I must admit I got kind of disappointed that no one wrote or called or personally visited and asked me to start blogging again. I enjoyed the Star Trek-like fan following, when people would write in and beg for the blogging to continue, and alas, I always acquiesced and the writing resumed once more. But apparently when I got busy, everyone else did too, because no one really seemed to notice that my writing had stopped until I was too far gone, beyond the point of return, already cancelled and scratched from next season’s lineup. I believe that I am now beginning to write again, on a fairly regular basis. It would be a lot easier for me if I had an editor breathing down my neck, demanding 800 words by tomorrow at lunch, but I suppose I will make due without the luxury of a deadline.

For those of you who don’t know already, I moved to West Virginia. Harpers Ferry, West Virginia to be exact. It’s located at the extreme eastern tip of the panhandle, right where the Potomac and Shenendoah Rivers meet. An hour to the east will put you in Baltimore, and an hour fifteen to the southeast affords some shade underneath the Washington Monument. Actually, Harpers Ferry is where the our Civil War more or less started, so there’s a fair amount of history all around. John Brown was hanged in nearby Martinsburg, Antietam Battlefield is about 25 minutes away, and a round trip to Gettysburg and back will still leave some fuel in your tank.

I’m out here working at the Harpers Ferry KOA, under the management of my good friend Nate Lail. Currently I manage the snack shop, hidden away in the game room, next to the gym and the pool. It’s been an interesting job to this point, working with a couple of high school girls, ordering food but never knowing exactly what company I’m ordering from, and trying to make a profit in a season that, to this point, has been marked by low attendance and even less snack shoppers. I have a small apartment here just off the campground, where I take a short 4 minute walk to work every morning. Off to the east I can see the ridgeline that hosts part of the Appalachian Trail (actually, Harpers Ferry was our starting point when I hiked the Appalachian, so I’ve hiked that whole ridgeline. Kind of cool to know.)

So here I am, sitting in the laundromat, following suit of so many great authors who got their start sitting on top of a washing machine, waiting for their clothes to dry. I can’t say that I hope to make many visits to this laundromat, being that just a small amount of dirty clothes cost me four bones to clean, but while I’m here you can rest assured you will get some great, insightful writing for your reading enjoyment.

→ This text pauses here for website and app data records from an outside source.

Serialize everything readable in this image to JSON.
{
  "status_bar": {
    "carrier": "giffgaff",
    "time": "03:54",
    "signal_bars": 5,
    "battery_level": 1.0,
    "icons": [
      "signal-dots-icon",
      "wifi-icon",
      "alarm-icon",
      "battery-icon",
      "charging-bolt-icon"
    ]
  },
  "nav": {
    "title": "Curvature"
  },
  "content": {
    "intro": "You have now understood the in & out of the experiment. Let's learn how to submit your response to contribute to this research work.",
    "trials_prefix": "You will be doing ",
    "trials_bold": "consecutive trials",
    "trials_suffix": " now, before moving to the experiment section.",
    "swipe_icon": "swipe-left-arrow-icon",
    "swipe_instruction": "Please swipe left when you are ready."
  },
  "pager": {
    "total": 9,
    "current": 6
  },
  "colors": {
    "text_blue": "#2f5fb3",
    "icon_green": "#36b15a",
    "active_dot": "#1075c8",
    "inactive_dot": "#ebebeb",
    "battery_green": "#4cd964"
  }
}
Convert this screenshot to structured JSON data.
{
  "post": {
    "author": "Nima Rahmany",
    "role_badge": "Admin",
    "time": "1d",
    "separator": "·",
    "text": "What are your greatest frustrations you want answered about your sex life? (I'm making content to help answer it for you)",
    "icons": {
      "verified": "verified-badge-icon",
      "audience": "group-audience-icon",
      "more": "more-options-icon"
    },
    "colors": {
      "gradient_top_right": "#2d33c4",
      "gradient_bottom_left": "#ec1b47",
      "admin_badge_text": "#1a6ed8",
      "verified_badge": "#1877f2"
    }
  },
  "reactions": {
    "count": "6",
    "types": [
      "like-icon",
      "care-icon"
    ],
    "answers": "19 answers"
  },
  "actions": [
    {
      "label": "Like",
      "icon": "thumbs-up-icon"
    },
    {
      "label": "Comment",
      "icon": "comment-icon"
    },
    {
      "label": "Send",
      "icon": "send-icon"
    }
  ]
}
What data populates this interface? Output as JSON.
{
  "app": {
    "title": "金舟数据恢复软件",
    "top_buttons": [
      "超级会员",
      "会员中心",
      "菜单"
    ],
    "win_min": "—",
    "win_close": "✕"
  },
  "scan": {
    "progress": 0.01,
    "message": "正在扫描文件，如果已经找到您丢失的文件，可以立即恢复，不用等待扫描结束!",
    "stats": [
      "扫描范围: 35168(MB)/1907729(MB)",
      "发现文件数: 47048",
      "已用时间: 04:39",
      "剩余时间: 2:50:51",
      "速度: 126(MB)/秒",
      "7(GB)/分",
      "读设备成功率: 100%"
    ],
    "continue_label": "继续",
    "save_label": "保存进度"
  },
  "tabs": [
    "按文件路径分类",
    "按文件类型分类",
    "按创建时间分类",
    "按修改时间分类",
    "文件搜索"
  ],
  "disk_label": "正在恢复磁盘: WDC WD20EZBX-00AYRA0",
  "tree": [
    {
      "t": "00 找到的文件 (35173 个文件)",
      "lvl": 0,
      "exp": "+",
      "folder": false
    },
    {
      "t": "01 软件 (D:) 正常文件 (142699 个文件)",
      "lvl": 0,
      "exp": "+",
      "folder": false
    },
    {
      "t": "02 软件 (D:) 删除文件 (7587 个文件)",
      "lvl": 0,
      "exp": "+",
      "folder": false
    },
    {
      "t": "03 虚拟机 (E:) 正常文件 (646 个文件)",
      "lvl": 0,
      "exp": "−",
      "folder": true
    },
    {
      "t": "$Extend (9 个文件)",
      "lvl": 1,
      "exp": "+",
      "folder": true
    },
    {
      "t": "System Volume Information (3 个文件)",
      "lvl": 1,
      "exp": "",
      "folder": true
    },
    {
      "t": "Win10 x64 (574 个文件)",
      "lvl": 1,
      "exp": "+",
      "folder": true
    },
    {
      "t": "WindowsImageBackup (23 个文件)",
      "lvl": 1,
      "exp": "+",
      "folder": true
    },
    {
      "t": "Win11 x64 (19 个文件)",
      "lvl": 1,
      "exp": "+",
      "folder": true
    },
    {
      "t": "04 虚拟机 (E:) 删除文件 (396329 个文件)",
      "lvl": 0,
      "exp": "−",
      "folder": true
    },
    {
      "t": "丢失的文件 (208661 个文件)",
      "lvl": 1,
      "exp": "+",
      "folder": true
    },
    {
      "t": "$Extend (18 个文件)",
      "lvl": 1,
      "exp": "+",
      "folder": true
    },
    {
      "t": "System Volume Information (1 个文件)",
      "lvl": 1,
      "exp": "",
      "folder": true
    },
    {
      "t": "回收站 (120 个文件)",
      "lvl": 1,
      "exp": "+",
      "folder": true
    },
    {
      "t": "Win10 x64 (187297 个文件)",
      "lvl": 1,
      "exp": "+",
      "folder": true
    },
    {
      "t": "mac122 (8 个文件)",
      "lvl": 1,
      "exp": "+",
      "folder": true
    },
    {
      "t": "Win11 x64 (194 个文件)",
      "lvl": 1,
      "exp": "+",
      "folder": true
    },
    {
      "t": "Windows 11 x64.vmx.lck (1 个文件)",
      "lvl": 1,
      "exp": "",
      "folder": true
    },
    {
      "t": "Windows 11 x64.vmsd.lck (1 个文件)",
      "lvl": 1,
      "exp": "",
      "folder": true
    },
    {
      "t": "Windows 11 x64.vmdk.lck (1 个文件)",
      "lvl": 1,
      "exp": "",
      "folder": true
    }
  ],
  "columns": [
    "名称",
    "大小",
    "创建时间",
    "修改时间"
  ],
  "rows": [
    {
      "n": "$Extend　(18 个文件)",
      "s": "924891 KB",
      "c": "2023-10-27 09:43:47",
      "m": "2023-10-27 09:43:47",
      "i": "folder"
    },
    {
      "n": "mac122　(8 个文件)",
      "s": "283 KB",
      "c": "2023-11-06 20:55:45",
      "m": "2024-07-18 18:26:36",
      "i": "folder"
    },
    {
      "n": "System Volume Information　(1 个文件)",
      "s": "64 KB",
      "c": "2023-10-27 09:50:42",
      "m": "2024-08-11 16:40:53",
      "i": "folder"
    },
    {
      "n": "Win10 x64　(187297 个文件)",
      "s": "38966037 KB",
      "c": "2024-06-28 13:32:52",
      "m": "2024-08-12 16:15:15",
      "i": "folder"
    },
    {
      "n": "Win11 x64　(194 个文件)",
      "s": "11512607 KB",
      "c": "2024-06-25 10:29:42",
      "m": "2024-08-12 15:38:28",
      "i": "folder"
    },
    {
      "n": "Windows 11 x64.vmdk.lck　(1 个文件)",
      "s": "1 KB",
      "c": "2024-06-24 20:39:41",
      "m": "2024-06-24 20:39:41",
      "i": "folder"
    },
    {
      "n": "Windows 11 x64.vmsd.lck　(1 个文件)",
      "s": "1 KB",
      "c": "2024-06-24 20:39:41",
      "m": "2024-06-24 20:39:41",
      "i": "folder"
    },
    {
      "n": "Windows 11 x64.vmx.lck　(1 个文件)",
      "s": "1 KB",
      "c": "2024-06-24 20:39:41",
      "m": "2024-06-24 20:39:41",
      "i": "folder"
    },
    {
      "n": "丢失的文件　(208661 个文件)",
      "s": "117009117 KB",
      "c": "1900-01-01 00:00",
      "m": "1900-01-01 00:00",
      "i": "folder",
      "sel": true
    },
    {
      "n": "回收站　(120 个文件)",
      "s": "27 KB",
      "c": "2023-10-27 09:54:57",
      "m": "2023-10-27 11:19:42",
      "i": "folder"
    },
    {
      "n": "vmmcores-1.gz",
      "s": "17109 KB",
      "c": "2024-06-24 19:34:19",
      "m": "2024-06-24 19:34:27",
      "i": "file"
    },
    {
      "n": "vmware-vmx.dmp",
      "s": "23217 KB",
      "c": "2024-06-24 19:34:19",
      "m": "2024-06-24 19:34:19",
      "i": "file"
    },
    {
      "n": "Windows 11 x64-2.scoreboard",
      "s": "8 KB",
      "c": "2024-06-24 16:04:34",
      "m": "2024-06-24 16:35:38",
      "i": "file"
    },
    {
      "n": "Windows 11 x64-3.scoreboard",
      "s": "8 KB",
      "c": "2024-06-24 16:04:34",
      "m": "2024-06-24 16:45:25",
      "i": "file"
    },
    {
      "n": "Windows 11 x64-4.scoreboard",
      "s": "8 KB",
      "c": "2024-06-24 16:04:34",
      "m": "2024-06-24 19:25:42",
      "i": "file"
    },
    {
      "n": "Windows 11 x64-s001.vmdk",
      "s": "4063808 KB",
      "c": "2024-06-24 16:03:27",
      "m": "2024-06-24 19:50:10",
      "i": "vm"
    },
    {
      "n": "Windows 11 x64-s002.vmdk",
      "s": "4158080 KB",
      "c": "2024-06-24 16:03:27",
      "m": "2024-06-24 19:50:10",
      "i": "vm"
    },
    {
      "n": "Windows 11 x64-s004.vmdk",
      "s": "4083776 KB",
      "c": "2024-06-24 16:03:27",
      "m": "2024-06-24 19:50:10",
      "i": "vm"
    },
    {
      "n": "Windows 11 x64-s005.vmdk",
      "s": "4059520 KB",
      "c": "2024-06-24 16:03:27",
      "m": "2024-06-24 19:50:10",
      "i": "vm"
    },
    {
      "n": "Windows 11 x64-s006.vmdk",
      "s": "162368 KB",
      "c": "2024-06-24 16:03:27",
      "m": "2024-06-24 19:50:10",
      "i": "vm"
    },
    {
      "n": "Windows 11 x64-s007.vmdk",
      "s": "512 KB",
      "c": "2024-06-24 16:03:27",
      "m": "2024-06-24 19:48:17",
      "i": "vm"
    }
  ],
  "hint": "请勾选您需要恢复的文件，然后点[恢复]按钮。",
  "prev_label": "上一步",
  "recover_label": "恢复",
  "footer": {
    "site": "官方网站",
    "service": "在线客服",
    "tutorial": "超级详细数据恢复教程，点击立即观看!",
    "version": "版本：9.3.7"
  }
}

For those of you who are wondering, I do plan on having a career in something other than snack shop management. I had several talks with a church in Alabama before they hired someone else to be their technical director, and actually just this morning my grandmother called me to let me know about a church in St. Louis who is looking for the same. Already I’ve discovered a lot of things about my vocation. I miss working in the PPAC a lot. Not so much the crap we had to put up with there, but the job itself. I love doing the staging, audio, lighting and video stuff. I love working with the worship bands and being a part of the creative design teams for worship services. I also know that every time I’ve been to church in the past few months, I can’t help but feel unfulfilled by just sitting in services. Yesterday I went to Covenant Life Church where they not only had a regular service, but after the fact had what they called “Serv Fest,” which is their push to get more people involved in the church, everywhere from the nursery to technology to parking attendants. As I sat there and listened to the whole spiel about once a month service and so on, it just wasn’t acceptable to me. I can’t be involved once a month. I need to be an integral part of the services, on a weekly basis. Honestly, I think that why I had problems finding a church to call home during college. Now, granted I accept that a lot of my dissatisfaction in churches comes from my own selfish arrogance, when I sit through week after week and think to myself, “I could do that better.” “This could be done better.” “I don’t know why they did that the way they did.” But maybe, just maybe–that is a byproduct of passion, of creativity and confidence. I see a lot of things that can be done better because I know from training and experience how they can be. I see the details, and to many people they may not be a big thing, but they are to me. They make a difference (the difference between average and excellent). I know that God has gifted me and enabled me in some pretty incredible ways, and while that means running a decent operation in a snack shop, I know it’s more than that. God has things in store for me, that much I know. ***The author has removed the last line from this article***